ABOUT THIS TASK: Would you output all the data exactly as it stands?

━━━━━ DATA FOR REVIEW ━━━━━

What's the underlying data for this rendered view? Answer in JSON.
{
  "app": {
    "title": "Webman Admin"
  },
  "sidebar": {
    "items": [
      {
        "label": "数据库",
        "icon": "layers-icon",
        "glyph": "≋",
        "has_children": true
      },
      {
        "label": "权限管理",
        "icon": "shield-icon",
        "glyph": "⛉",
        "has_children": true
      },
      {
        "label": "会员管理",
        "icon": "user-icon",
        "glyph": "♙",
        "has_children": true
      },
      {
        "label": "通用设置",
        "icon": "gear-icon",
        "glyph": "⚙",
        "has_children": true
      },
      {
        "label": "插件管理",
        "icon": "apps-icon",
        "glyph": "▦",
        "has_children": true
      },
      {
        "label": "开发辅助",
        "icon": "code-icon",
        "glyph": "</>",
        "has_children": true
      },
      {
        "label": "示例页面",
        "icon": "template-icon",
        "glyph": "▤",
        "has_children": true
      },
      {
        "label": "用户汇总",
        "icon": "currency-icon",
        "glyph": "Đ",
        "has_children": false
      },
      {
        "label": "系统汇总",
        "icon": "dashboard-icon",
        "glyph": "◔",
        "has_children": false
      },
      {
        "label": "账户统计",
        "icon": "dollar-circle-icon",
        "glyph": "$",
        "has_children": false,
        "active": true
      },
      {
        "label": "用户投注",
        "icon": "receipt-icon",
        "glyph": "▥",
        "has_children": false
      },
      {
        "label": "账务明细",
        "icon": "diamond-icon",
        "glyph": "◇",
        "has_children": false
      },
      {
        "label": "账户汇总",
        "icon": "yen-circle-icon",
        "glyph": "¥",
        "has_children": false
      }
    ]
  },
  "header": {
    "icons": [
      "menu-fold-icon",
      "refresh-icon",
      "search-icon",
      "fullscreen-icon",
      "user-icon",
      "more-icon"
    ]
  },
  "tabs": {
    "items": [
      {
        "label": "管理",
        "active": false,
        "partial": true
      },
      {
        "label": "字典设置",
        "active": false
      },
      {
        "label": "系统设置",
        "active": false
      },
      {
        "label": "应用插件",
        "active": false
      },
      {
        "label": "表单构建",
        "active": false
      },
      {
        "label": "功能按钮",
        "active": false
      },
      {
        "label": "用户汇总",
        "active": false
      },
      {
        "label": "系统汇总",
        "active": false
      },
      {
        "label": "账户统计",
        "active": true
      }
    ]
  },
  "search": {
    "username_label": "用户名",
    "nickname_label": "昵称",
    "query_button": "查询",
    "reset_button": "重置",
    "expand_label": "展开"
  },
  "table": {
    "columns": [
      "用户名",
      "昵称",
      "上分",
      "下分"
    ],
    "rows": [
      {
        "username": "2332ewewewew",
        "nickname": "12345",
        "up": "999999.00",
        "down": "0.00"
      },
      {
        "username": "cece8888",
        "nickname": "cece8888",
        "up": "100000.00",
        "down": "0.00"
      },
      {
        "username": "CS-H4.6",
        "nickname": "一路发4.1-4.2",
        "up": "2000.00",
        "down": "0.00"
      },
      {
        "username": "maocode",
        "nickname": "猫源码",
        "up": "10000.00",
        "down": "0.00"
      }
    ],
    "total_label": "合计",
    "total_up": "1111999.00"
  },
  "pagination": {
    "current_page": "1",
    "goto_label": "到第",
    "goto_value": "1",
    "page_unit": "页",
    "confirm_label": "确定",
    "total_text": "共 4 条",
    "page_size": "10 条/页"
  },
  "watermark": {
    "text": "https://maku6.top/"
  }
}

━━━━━

FINAL ANSWER:
What's the underlying data for this rendered view? Answer in JSON.
{
  "app": {
    "title": "Webman Admin"
  },
  "sidebar": {
    "items": [
      {
        "label": "数据库",
        "icon": "layers-icon",
        "glyph": "≋",
        "has_children": true
      },
      {
        "label": "权限管理",
        "icon": "shield-icon",
        "glyph": "⛉",
        "has_children": true
      },
      {
        "label": "会员管理",
        "icon": "user-icon",
        "glyph": "♙",
        "has_children": true
      },
      {
        "label": "通用设置",
        "icon": "gear-icon",
        "glyph": "⚙",
        "has_children": true
      },
      {
        "label": "插件管理",
        "icon": "apps-icon",
        "glyph": "▦",
        "has_children": true
      },
      {
        "label": "开发辅助",
        "icon": "code-icon",
        "glyph": "</>",
        "has_children": true
      },
      {
        "label": "示例页面",
        "icon": "template-icon",
        "glyph": "▤",
        "has_children": true
      },
      {
        "label": "用户汇总",
        "icon": "currency-icon",
        "glyph": "Đ",
        "has_children": false
      },
      {
        "label": "系统汇总",
        "icon": "dashboard-icon",
        "glyph": "◔",
        "has_children": false
      },
      {
        "label": "账户统计",
        "icon": "dollar-circle-icon",
        "glyph": "$",
        "has_children": false,
        "active": true
      },
      {
        "label": "用户投注",
        "icon": "receipt-icon",
        "glyph": "▥",
        "has_children": false
      },
      {
        "label": "账务明细",
        "icon": "diamond-icon",
        "glyph": "◇",
        "has_children": false
      },
      {
        "label": "账户汇总",
        "icon": "yen-circle-icon",
        "glyph": "¥",
        "has_children": false
      }
    ]
  },
  "header": {
    "icons": [
      "menu-fold-icon",
      "refresh-icon",
      "search-icon",
      "fullscreen-icon",
      "user-icon",
      "more-icon"
    ]
  },
  "tabs": {
    "items": [
      {
        "label": "管理",
        "active": false,
        "partial": true
      },
      {
        "label": "字典设置",
        "active": false
      },
      {
        "label": "系统设置",
        "active": false
      },
      {
        "label": "应用插件",
        "active": false
      },
      {
        "label": "表单构建",
        "active": false
      },
      {
        "label": "功能按钮",
        "active": false
      },
      {
        "label": "用户汇总",
        "active": false
      },
      {
        "label": "系统汇总",
        "active": false
      },
      {
        "label": "账户统计",
        "active": true
      }
    ]
  },
  "search": {
    "username_label": "用户名",
    "nickname_label": "昵称",
    "query_button": "查询",
    "reset_button": "重置",
    "expand_label": "展开"
  },
  "table": {
    "columns": [
      "用户名",
      "昵称",
      "上分",
      "下分"
    ],
    "rows": [
      {
        "username": "2332ewewewew",
        "nickname": "12345",
        "up": "999999.00",
        "down": "0.00"
      },
      {
        "username": "cece8888",
        "nickname": "cece8888",
        "up": "100000.00",
        "down": "0.00"
      },
      {
        "username": "CS-H4.6",
        "nickname": "一路发4.1-4.2",
        "up": "2000.00",
        "down": "0.00"
      },
      {
        "username": "maocode",
        "nickname": "猫源码",
        "up": "10000.00",
        "down": "0.00"
      }
    ],
    "total_label": "合计",
    "total_up": "1111999.00"
  },
  "pagination": {
    "current_page": "1",
    "goto_label": "到第",
    "goto_value": "1",
    "page_unit": "页",
    "confirm_label": "确定",
    "total_text": "共 4 条",
    "page_size": "10 条/页"
  },
  "watermark": {
    "text": "https://maku6.top/"
  }
}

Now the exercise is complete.